◆ Element data from apps and pages ◆
------------------------------
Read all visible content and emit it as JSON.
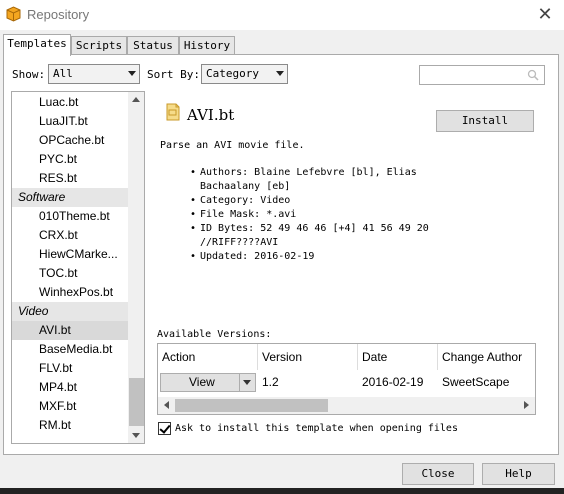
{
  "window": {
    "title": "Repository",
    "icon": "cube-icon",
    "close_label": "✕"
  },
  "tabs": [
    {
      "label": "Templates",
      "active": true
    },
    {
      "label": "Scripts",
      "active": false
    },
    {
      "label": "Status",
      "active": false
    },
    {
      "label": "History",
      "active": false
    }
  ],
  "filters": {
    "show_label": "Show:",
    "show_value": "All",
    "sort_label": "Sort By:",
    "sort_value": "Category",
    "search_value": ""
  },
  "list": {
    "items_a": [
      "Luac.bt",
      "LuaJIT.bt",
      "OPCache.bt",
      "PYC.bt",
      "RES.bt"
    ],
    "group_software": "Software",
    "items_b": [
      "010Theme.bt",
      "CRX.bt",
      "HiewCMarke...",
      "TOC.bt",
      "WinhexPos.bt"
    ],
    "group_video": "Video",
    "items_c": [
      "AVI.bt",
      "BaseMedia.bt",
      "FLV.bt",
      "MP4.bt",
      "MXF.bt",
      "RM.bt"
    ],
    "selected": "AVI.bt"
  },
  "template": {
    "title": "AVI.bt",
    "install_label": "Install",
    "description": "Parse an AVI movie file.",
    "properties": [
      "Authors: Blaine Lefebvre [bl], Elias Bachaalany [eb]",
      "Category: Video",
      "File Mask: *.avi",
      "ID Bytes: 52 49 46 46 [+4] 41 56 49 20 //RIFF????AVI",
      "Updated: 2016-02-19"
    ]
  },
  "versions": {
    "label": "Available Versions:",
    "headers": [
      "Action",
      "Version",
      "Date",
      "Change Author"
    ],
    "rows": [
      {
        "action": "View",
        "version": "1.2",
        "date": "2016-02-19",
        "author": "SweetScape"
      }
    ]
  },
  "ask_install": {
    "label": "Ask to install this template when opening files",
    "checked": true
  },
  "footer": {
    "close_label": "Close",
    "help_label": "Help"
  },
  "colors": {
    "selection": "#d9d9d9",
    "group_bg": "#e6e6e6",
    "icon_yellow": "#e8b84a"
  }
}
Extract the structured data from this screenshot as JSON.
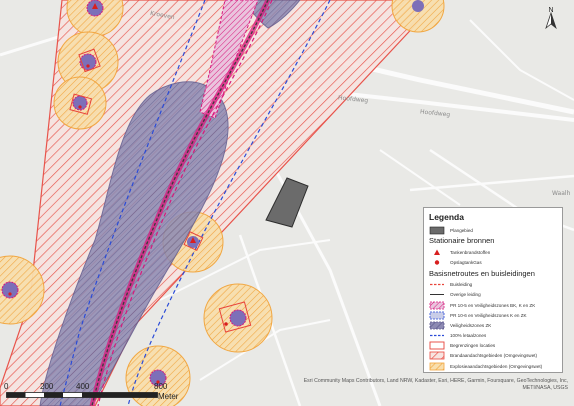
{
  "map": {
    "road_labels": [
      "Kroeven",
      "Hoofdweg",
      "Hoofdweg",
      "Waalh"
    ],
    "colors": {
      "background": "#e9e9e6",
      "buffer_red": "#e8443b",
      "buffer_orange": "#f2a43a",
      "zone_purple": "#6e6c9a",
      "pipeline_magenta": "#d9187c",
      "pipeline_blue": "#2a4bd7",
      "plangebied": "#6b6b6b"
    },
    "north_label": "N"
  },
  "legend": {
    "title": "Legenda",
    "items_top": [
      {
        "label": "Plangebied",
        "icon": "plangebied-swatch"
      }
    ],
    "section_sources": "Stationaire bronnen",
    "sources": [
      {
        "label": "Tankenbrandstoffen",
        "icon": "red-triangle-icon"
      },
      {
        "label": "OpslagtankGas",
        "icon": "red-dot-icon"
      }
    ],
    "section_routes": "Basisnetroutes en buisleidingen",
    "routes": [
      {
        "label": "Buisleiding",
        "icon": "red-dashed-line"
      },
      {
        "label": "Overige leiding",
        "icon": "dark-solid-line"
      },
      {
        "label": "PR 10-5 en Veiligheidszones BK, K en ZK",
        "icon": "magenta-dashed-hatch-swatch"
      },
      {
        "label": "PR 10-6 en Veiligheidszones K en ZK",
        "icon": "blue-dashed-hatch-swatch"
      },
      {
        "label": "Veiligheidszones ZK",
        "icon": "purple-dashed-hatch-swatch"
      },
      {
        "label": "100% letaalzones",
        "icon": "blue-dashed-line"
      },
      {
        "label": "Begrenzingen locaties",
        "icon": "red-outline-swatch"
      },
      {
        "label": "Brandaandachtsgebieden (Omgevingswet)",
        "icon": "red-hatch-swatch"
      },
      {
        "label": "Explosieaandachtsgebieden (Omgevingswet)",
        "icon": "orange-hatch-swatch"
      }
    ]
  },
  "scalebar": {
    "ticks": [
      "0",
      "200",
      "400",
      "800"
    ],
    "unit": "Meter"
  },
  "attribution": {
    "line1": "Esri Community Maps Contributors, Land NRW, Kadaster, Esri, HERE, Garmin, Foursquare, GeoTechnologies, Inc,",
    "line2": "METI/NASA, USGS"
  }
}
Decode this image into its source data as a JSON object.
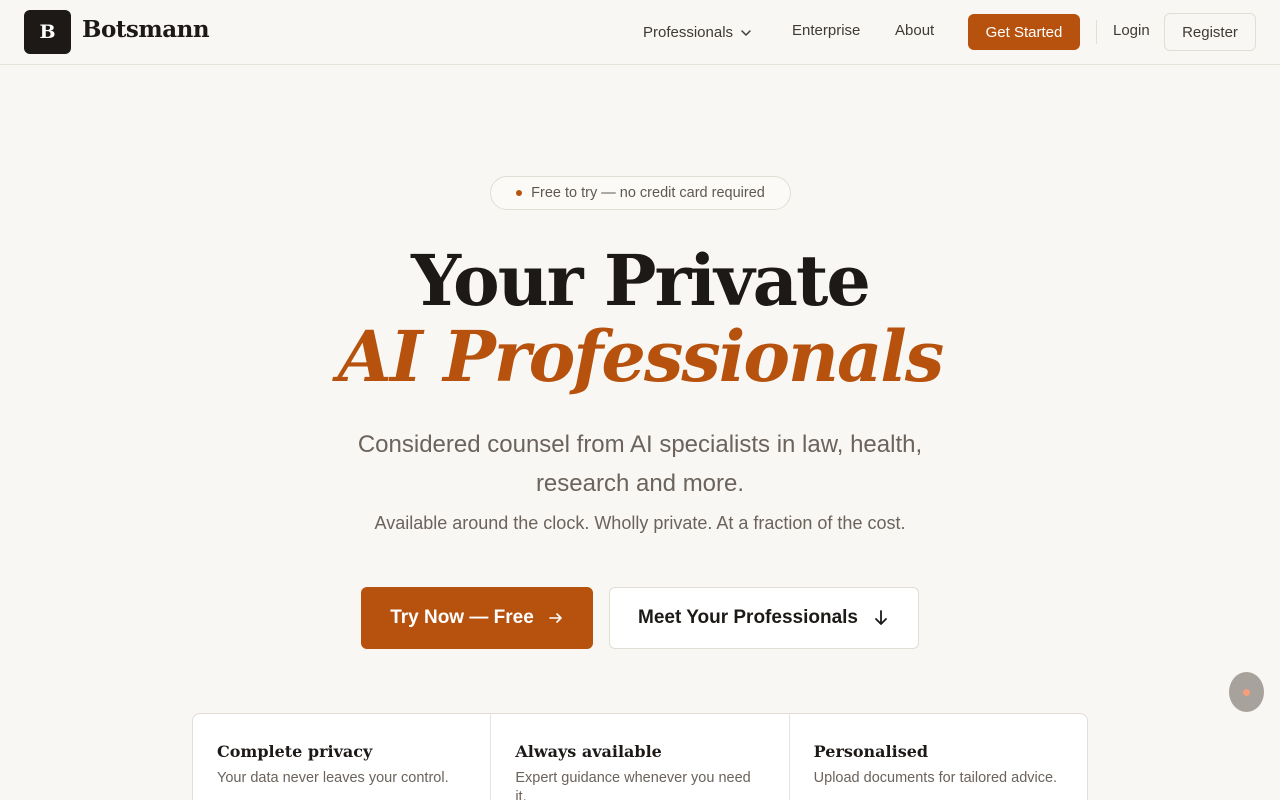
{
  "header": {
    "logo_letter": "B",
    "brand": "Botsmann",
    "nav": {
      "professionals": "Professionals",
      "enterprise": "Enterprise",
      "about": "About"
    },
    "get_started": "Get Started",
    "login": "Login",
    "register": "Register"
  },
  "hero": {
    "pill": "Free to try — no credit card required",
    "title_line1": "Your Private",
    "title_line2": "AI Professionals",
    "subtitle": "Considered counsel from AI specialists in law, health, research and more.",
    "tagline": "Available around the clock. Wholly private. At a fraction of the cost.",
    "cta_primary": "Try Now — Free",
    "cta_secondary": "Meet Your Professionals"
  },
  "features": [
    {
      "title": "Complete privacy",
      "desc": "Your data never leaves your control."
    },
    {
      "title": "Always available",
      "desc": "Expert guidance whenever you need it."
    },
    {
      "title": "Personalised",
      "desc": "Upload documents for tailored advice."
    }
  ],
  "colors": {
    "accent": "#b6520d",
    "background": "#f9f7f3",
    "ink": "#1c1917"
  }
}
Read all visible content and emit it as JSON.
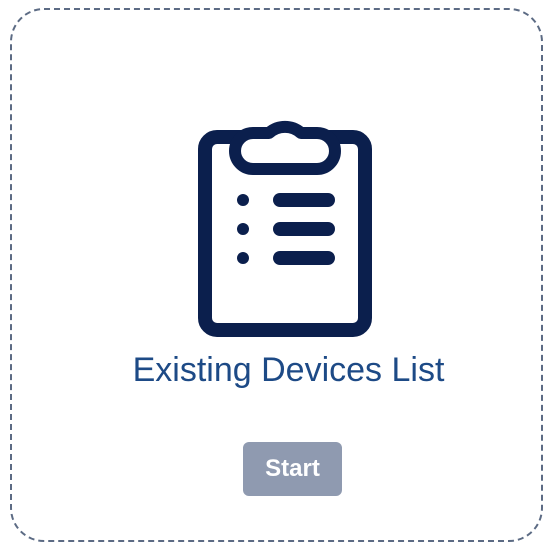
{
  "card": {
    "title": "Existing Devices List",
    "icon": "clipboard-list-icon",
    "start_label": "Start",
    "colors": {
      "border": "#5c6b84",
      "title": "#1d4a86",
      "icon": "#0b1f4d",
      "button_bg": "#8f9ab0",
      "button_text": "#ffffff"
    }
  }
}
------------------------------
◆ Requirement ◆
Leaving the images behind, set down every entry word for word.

◆ Expected output ◆
Read all visible content and emit it as JSON.
{
  "window": {
    "title": "Repository",
    "icon": "cube-icon",
    "close_label": "✕"
  },
  "tabs": [
    {
      "label": "Templates",
      "active": true
    },
    {
      "label": "Scripts",
      "active": false
    },
    {
      "label": "Status",
      "active": false
    },
    {
      "label": "History",
      "active": false
    }
  ],
  "filters": {
    "show_label": "Show:",
    "show_value": "All",
    "sort_label": "Sort By:",
    "sort_value": "Category",
    "search_value": ""
  },
  "list": {
    "items_a": [
      "Luac.bt",
      "LuaJIT.bt",
      "OPCache.bt",
      "PYC.bt",
      "RES.bt"
    ],
    "group_software": "Software",
    "items_b": [
      "010Theme.bt",
      "CRX.bt",
      "HiewCMarke...",
      "TOC.bt",
      "WinhexPos.bt"
    ],
    "group_video": "Video",
    "items_c": [
      "AVI.bt",
      "BaseMedia.bt",
      "FLV.bt",
      "MP4.bt",
      "MXF.bt",
      "RM.bt"
    ],
    "selected": "AVI.bt"
  },
  "template": {
    "title": "AVI.bt",
    "install_label": "Install",
    "description": "Parse an AVI movie file.",
    "properties": [
      "Authors: Blaine Lefebvre [bl], Elias Bachaalany [eb]",
      "Category: Video",
      "File Mask: *.avi",
      "ID Bytes: 52 49 46 46 [+4] 41 56 49 20 //RIFF????AVI",
      "Updated: 2016-02-19"
    ]
  },
  "versions": {
    "label": "Available Versions:",
    "headers": [
      "Action",
      "Version",
      "Date",
      "Change Author"
    ],
    "rows": [
      {
        "action": "View",
        "version": "1.2",
        "date": "2016-02-19",
        "author": "SweetScape"
      }
    ]
  },
  "ask_install": {
    "label": "Ask to install this template when opening files",
    "checked": true
  },
  "footer": {
    "close_label": "Close",
    "help_label": "Help"
  },
  "colors": {
    "selection": "#d9d9d9",
    "group_bg": "#e6e6e6",
    "icon_yellow": "#e8b84a"
  }
}
Extract the structured data from this screenshot as JSON.
{
  "map": {
    "road_labels": [
      "Kroeven",
      "Hoofdweg",
      "Hoofdweg",
      "Waalh"
    ],
    "colors": {
      "background": "#e9e9e6",
      "buffer_red": "#e8443b",
      "buffer_orange": "#f2a43a",
      "zone_purple": "#6e6c9a",
      "pipeline_magenta": "#d9187c",
      "pipeline_blue": "#2a4bd7",
      "plangebied": "#6b6b6b"
    },
    "north_label": "N"
  },
  "legend": {
    "title": "Legenda",
    "items_top": [
      {
        "label": "Plangebied",
        "icon": "plangebied-swatch"
      }
    ],
    "section_sources": "Stationaire bronnen",
    "sources": [
      {
        "label": "Tankenbrandstoffen",
        "icon": "red-triangle-icon"
      },
      {
        "label": "OpslagtankGas",
        "icon": "red-dot-icon"
      }
    ],
    "section_routes": "Basisnetroutes en buisleidingen",
    "routes": [
      {
        "label": "Buisleiding",
        "icon": "red-dashed-line"
      },
      {
        "label": "Overige leiding",
        "icon": "dark-solid-line"
      },
      {
        "label": "PR 10-5 en Veiligheidszones BK, K en ZK",
        "icon": "magenta-dashed-hatch-swatch"
      },
      {
        "label": "PR 10-6 en Veiligheidszones K en ZK",
        "icon": "blue-dashed-hatch-swatch"
      },
      {
        "label": "Veiligheidszones ZK",
        "icon": "purple-dashed-hatch-swatch"
      },
      {
        "label": "100% letaalzones",
        "icon": "blue-dashed-line"
      },
      {
        "label": "Begrenzingen locaties",
        "icon": "red-outline-swatch"
      },
      {
        "label": "Brandaandachtsgebieden (Omgevingswet)",
        "icon": "red-hatch-swatch"
      },
      {
        "label": "Explosieaandachtsgebieden (Omgevingswet)",
        "icon": "orange-hatch-swatch"
      }
    ]
  },
  "scalebar": {
    "ticks": [
      "0",
      "200",
      "400",
      "800"
    ],
    "unit": "Meter"
  },
  "attribution": {
    "line1": "Esri Community Maps Contributors, Land NRW, Kadaster, Esri, HERE, Garmin, Foursquare, GeoTechnologies, Inc,",
    "line2": "METI/NASA, USGS"
  }
}
Decode this image into its source data as a JSON object.
{
  "header": {
    "logo_letter": "B",
    "brand": "Botsmann",
    "nav": {
      "professionals": "Professionals",
      "enterprise": "Enterprise",
      "about": "About"
    },
    "get_started": "Get Started",
    "login": "Login",
    "register": "Register"
  },
  "hero": {
    "pill": "Free to try — no credit card required",
    "title_line1": "Your Private",
    "title_line2": "AI Professionals",
    "subtitle": "Considered counsel from AI specialists in law, health, research and more.",
    "tagline": "Available around the clock. Wholly private. At a fraction of the cost.",
    "cta_primary": "Try Now — Free",
    "cta_secondary": "Meet Your Professionals"
  },
  "features": [
    {
      "title": "Complete privacy",
      "desc": "Your data never leaves your control."
    },
    {
      "title": "Always available",
      "desc": "Expert guidance whenever you need it."
    },
    {
      "title": "Personalised",
      "desc": "Upload documents for tailored advice."
    }
  ],
  "colors": {
    "accent": "#b6520d",
    "background": "#f9f7f3",
    "ink": "#1c1917"
  }
}
Read all visible content and emit it as JSON.
{
  "card": {
    "title": "Existing Devices List",
    "icon": "clipboard-list-icon",
    "start_label": "Start",
    "colors": {
      "border": "#5c6b84",
      "title": "#1d4a86",
      "icon": "#0b1f4d",
      "button_bg": "#8f9ab0",
      "button_text": "#ffffff"
    }
  }
}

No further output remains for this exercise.